There are people you meet in life to whom you feel a deep and immediate connection, so much so that the particulars of how and why you both arrived at the same place at the same time matter much less than the fact that you did. That’s pretty much how we feel about Su Wu, whose inspiring blog I’m Revolting we admired from afar for months before reaching out two years ago, asking her to collaborate, and becoming instant friends. Earlier this summer, however, when we found out that one of our favorite photographers would be visiting LA, we realized this was the perfect time to find out a bit more about the circumstances that led Wu to where she is right now, both philosophically and quite literally — the downtown LA loft she calls home.
When it comes to the issues explored in the Victoria & Albert museum’s video series “Couples Counseling," which probes the relationships behind five London design duos, Raw Edges’s Yael Maer sums things up handily: “Working and living together — it’s a very problematic issue,” she says with a loaded smile. Adds partner Shay Alkalay: “We have to find a way to separate personal life and professional life,” before making it clear over the course of the subsequent seven-minute interview that the couple have managed to do no such thing.
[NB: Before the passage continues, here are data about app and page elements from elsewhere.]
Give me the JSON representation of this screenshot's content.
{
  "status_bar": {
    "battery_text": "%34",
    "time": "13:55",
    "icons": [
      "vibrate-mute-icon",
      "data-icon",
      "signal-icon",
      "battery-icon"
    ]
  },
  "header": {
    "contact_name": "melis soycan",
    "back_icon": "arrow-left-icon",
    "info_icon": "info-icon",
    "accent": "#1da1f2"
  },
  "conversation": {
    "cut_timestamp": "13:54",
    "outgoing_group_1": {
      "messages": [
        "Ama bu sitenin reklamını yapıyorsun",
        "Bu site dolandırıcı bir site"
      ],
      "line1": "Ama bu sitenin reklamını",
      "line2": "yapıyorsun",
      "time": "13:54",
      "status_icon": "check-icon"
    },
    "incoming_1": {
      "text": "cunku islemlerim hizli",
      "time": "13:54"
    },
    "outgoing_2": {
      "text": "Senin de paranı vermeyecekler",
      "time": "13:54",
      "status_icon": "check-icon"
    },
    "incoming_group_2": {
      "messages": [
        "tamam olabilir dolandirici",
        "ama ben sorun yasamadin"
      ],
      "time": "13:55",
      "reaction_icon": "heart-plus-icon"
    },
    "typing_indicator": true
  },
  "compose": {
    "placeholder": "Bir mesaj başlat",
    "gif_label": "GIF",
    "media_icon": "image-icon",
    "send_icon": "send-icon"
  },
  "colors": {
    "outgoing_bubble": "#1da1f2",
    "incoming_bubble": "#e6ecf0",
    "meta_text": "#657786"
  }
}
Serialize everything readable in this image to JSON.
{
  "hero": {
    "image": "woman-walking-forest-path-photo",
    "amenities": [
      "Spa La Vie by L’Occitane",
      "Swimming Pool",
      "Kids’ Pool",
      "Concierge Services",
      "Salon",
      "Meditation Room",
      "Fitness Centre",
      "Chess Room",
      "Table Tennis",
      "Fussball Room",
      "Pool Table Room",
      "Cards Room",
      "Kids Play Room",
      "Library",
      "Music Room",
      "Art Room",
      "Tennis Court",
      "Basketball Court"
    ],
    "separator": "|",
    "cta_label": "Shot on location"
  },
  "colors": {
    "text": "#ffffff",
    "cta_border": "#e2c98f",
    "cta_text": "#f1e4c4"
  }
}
But although all five of the partnerships profiled — including FredriksonStallard and Pinch Design — admit that mixing love and professional collaboration brings its fair share of challenges, in the end the viewer understands that what gives their work its strength is the depth of character that results when a person’s greatest admirer is also his or her toughest critic.